**Assignment**: Look for the word "zoinks" in the records, and copy each line where it appears.

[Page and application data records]
>>>>

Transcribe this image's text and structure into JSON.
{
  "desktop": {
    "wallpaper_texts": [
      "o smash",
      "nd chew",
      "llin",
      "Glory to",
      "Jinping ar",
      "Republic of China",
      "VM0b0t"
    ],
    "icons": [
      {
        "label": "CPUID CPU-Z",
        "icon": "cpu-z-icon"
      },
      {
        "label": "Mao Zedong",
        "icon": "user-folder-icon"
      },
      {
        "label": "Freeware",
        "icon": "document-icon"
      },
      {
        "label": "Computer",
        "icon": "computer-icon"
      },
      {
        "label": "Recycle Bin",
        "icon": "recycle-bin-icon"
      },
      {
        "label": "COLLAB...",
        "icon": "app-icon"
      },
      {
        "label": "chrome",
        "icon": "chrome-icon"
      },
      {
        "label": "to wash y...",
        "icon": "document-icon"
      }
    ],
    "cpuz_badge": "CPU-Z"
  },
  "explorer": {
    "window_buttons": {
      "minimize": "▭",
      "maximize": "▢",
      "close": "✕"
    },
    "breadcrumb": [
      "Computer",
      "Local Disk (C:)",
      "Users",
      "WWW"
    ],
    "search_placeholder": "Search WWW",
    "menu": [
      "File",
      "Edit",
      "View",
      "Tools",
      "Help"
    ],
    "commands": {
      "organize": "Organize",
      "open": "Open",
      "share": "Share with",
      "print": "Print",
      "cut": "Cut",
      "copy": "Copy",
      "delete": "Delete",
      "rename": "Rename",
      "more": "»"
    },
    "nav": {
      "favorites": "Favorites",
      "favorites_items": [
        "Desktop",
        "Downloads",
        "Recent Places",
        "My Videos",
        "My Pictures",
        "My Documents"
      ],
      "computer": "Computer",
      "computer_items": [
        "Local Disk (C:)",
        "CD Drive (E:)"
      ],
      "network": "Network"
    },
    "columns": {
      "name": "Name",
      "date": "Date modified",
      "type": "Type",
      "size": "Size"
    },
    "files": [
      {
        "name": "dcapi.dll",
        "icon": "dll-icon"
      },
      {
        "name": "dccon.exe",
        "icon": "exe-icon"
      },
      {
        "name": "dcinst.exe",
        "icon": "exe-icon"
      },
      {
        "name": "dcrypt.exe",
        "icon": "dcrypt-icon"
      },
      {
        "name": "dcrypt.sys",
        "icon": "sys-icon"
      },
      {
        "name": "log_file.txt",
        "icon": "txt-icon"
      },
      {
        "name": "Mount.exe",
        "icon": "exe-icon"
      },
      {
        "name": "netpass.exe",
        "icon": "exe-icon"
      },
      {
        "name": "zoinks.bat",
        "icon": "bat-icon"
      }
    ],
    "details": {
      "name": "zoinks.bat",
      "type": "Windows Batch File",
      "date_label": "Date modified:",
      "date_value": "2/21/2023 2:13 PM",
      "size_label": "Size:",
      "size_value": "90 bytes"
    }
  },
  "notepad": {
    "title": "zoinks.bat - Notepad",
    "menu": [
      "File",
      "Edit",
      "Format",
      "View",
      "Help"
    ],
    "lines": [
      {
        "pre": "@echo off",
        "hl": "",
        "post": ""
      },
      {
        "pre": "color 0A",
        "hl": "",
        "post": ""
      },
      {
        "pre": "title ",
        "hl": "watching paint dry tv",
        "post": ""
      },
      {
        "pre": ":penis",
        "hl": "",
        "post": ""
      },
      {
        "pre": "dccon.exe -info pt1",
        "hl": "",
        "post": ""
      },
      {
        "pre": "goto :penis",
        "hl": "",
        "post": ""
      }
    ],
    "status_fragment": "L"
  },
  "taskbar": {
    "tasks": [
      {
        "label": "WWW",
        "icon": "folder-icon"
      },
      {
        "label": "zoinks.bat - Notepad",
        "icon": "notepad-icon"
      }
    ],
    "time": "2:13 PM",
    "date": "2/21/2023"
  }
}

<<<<

**Problem solution**:
        "name": "zoinks.bat",
      "name": "zoinks.bat",
    "title": "zoinks.bat - Notepad",
        "label": "zoinks.bat - Notepad",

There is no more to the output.